Menu

Steps for Starting a New Flask Project using Python3

April 7, 2018 - Python

Introduction

This blog post describes my current approach to starting a new Flask project. This blog post covers getting up and running with a simple “Hello World” application using the following tools:

This blog post assumes the use of Python 3.4 or greater, as these versions have the ‘venv’ module built-in for creating virtual environments and pip comes automatically installed in the virtual environment that gets created.

Structure

The easiest way to create a Flask application is to put everything into a single file. This is my preferred approach for starting a new Flask project, as it proves out the environment that is being created.

Start by creating a new directory and changing into that directory:

$ mkdir flask_simple_application
$ cd flask_simple_application/

At this point, you will likely see that you have at least two version of python available on your system:

$ python --version
Python 2.7.10
$ python3 --version
Python 3.6.3

I strongly recommend using Python3 for all new projects, as it has tons of new features and the support for Python2 (legacy Python) is ending in 2020 (countdown clock).

Virtual Environments

For even the simplest projects, creating a virtual environment is a great idea. Virtual environments create an isolated environment for each project, which means that each project can have its own dependencies (ie. version of the Python interpreter, imported python packages, etc.).

Virtual environments really became beneficial to me when I was working on two simultaneous projects:

  1. An existing project required using Python2, as a needed package only supported Python2
  2. A new project where I wanted to use Python3

Having separate virtual environments for each project allowed me to easily configure which version of Python to use.

Since this project is using Python3, there is a built-in module called venv that can be used for creating virtual environments. Note: the venv module was added in Python 3.3.

Here’s the command for creating a new virtual environment, where the directory to create the virtual environment in is specified as ‘venv’. NOTE: make sure to use ‘python3’ instead of ‘python’ to guarantee that Python3 will be used in the virtual environment.

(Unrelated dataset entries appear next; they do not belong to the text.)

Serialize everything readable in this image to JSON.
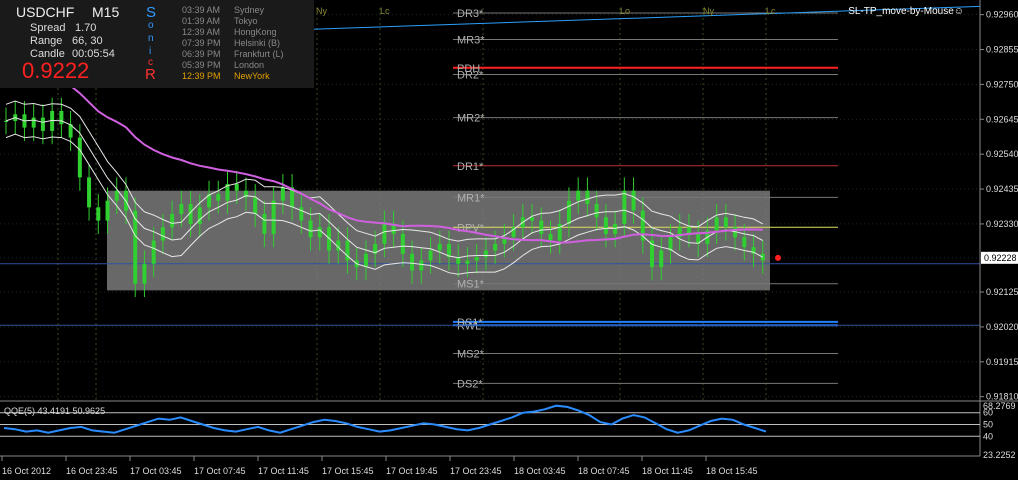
{
  "header": {
    "symbol": "USDCHF",
    "timeframe": "M15",
    "spread_label": "Spread",
    "spread_value": "1.70",
    "range_label": "Range",
    "range_value": "66, 30",
    "candle_label": "Candle",
    "candle_value": "00:05:54",
    "price": "0.9222",
    "side_letters": [
      "S",
      "o",
      "n",
      "i",
      "c",
      "R"
    ],
    "sessions": [
      {
        "time": "03:39 AM",
        "name": "Sydney",
        "color": "#888888"
      },
      {
        "time": "01:39 AM",
        "name": "Tokyo",
        "color": "#888888"
      },
      {
        "time": "12:39 AM",
        "name": "HongKong",
        "color": "#888888"
      },
      {
        "time": "07:39 PM",
        "name": "Helsinki  (B)",
        "color": "#888888"
      },
      {
        "time": "06:39 PM",
        "name": "Frankfurt  (L)",
        "color": "#888888"
      },
      {
        "time": "05:39 PM",
        "name": "London",
        "color": "#888888"
      },
      {
        "time": "12:39 PM",
        "name": "NewYork",
        "color": "#e0a000"
      }
    ],
    "ea_label": "SL-TP_move-by-Mouse☺"
  },
  "chart_data": {
    "type": "candlestick",
    "title": "USDCHF M15",
    "ylim": [
      0.918,
      0.9298
    ],
    "y_ticks": [
      "0.92960",
      "0.92855",
      "0.92750",
      "0.92645",
      "0.92540",
      "0.92435",
      "0.92330",
      "0.92228",
      "0.92125",
      "0.92020",
      "0.91915",
      "0.91810"
    ],
    "current_price_label": "0.92228",
    "x_ticks": [
      "16 Oct 2012",
      "16 Oct 23:45",
      "17 Oct 03:45",
      "17 Oct 07:45",
      "17 Oct 11:45",
      "17 Oct 15:45",
      "17 Oct 19:45",
      "17 Oct 23:45",
      "18 Oct 03:45",
      "18 Oct 07:45",
      "18 Oct 11:45",
      "18 Oct 15:45"
    ],
    "session_markers": [
      "Ny",
      "Lc",
      "Lo",
      "Ny",
      "Lc"
    ],
    "closes": [
      0.9264,
      0.9266,
      0.9262,
      0.9265,
      0.9261,
      0.9267,
      0.9263,
      0.9259,
      0.9247,
      0.9238,
      0.9234,
      0.924,
      0.9243,
      0.9237,
      0.9215,
      0.9221,
      0.9228,
      0.9232,
      0.9236,
      0.9239,
      0.9233,
      0.9238,
      0.9242,
      0.924,
      0.9245,
      0.9243,
      0.9241,
      0.9236,
      0.923,
      0.924,
      0.9244,
      0.9238,
      0.9234,
      0.9229,
      0.9232,
      0.9225,
      0.9228,
      0.9222,
      0.922,
      0.9224,
      0.9227,
      0.9233,
      0.923,
      0.9224,
      0.9219,
      0.9222,
      0.9225,
      0.9227,
      0.9223,
      0.9221,
      0.9222,
      0.9223,
      0.9225,
      0.9227,
      0.9229,
      0.9232,
      0.9235,
      0.9234,
      0.923,
      0.9228,
      0.9233,
      0.924,
      0.9243,
      0.9239,
      0.9235,
      0.923,
      0.9233,
      0.9243,
      0.9237,
      0.9228,
      0.922,
      0.9225,
      0.9229,
      0.9232,
      0.923,
      0.9227,
      0.9231,
      0.9235,
      0.9232,
      0.9229,
      0.9226,
      0.9224,
      0.9222
    ],
    "levels": [
      {
        "name": "DR3*",
        "value": 0.92965,
        "color": "#777777"
      },
      {
        "name": "MR3*",
        "value": 0.92885,
        "color": "#777777"
      },
      {
        "name": "PDH",
        "value": 0.928,
        "color": "#ff2020"
      },
      {
        "name": "DR2*",
        "value": 0.9278,
        "color": "#777777"
      },
      {
        "name": "MR2*",
        "value": 0.9265,
        "color": "#777777"
      },
      {
        "name": "DR1*",
        "value": 0.92505,
        "color": "#c03030"
      },
      {
        "name": "MR1*",
        "value": 0.9241,
        "color": "#777777"
      },
      {
        "name": "DPV*",
        "value": 0.9232,
        "color": "#e0e060"
      },
      {
        "name": "MS1*",
        "value": 0.9215,
        "color": "#777777"
      },
      {
        "name": "DS1*",
        "value": 0.92035,
        "color": "#2080ff"
      },
      {
        "name": "RWL",
        "value": 0.92025,
        "color": "#2080ff"
      },
      {
        "name": "MS2*",
        "value": 0.9194,
        "color": "#777777"
      },
      {
        "name": "DS2*",
        "value": 0.9185,
        "color": "#777777"
      }
    ],
    "range_box": {
      "high": 0.9243,
      "low": 0.9213
    },
    "qqe": {
      "label": "QQE(5) 43.4191 50.9625",
      "ylim": [
        23.2252,
        68.2769
      ],
      "y_ticks": [
        "68.2769",
        "60",
        "50",
        "40",
        "23.2252"
      ],
      "values": [
        47,
        46,
        44,
        45,
        43,
        45,
        47,
        48,
        45,
        44,
        43,
        46,
        49,
        52,
        55,
        54,
        56,
        53,
        50,
        47,
        45,
        44,
        46,
        48,
        45,
        43,
        46,
        49,
        52,
        54,
        53,
        51,
        48,
        46,
        44,
        45,
        47,
        49,
        51,
        50,
        48,
        46,
        45,
        47,
        50,
        53,
        56,
        60,
        61,
        63,
        66,
        65,
        62,
        58,
        52,
        50,
        55,
        58,
        56,
        51,
        46,
        43,
        45,
        49,
        53,
        55,
        54,
        50,
        47,
        44
      ]
    }
  }
}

$ python3 -m venv venv

This command created a new directory called ‘venv’ which contains the following items to keep this project isolated from the other projects on your system:

To start using the virtual environment that was created, it needs to be activated:

$ source venv/bin/activate
(venv) $

After activating the virtual environment, the virtual environment name gets displayed on your command prompt (the ‘(venv)’ at the left of the prompt).

Since the virtual environment is active, running the python interpreter will use Python3!

(venv) $ python --version
Python 3.6.3

Installing Packages with pip

After creating the virtual environment for your application, it is time to start installing the Python packages that you need using pip. If you are using Python 3.4 or greater, pip gets automatically installed in your virtual environment.

Start by installing the Flask framework, which is the ‘flask’ package:

pip install flask

This command installs the Flask package plus all of its dependencies (ie. other packages needed by Flask). Here’s a sample of all the packages that were installed:

$ pip freeze
click==6.7
Flask==0.12.2
itsdangerous==0.24
Jinja2==2.10
MarkupSafe==1.0
Werkzeug==0.14.1

It’s a good idea to save the packages (including version numbers) that are being used in the project:

$ pip freeze > requirements.txt

This can be really beneficial if you or someone else is starting with this project and wants to quickly install all these packages with ‘pip install -r requirements.txt’.

Writing Python Code

Now it’s time to actually write some Python code! In the top-level directory that was created, create a new file called app.py with the following content:

1
2
3
4
5
6
7
from flask import Flask
app = Flask(__name__)
@app.route('/')
def index():
return "Hello World!"

This file creates a new instance of the Flask application and defines a single route that returns the “Hello World!” statement. This is the most basic Flask application, but it will show that everything has been configured properly.

Running the Development Server

In order to check that app.py is working correctly, the Flask development server that comes bundled with the Flask framework is a great way to test out your application.

First, you need to specify where the Flask application is defined (via the FLASK_APP environment variable). Then, you can run your Flask application with ‘flask run’:

(venv) $ export FLASK_APP=app.py
(venv) $ flask run
* Serving Flask app "app"
* Running on http://127.0.0.1:5000/ (Press CTRL+C to quit)

As the comment states, you can now navigation to http://127.0.0.1:5000/ (this is mapped to ‘localhost’ on most systems, so you can alternatively navigate to ‘localhost:5000’) to view your application:

Structure of the Flask Application

At this point, the Flask application should look like this:

$ tree -L 2
.
├── app.py
├── requirements.txt
└── venv
    ├── bin
    ├── ...

Conclusion

This blog post provided the steps that I follow for creating a new Flask application using Python 3. In an upcoming blog post, I’ll describe how I like to structure a Flask application.

 

Copied from http://www.patricksoftwareblog.com/steps-for-starting-a-new-flask-project-using-python3/

Leave a Reply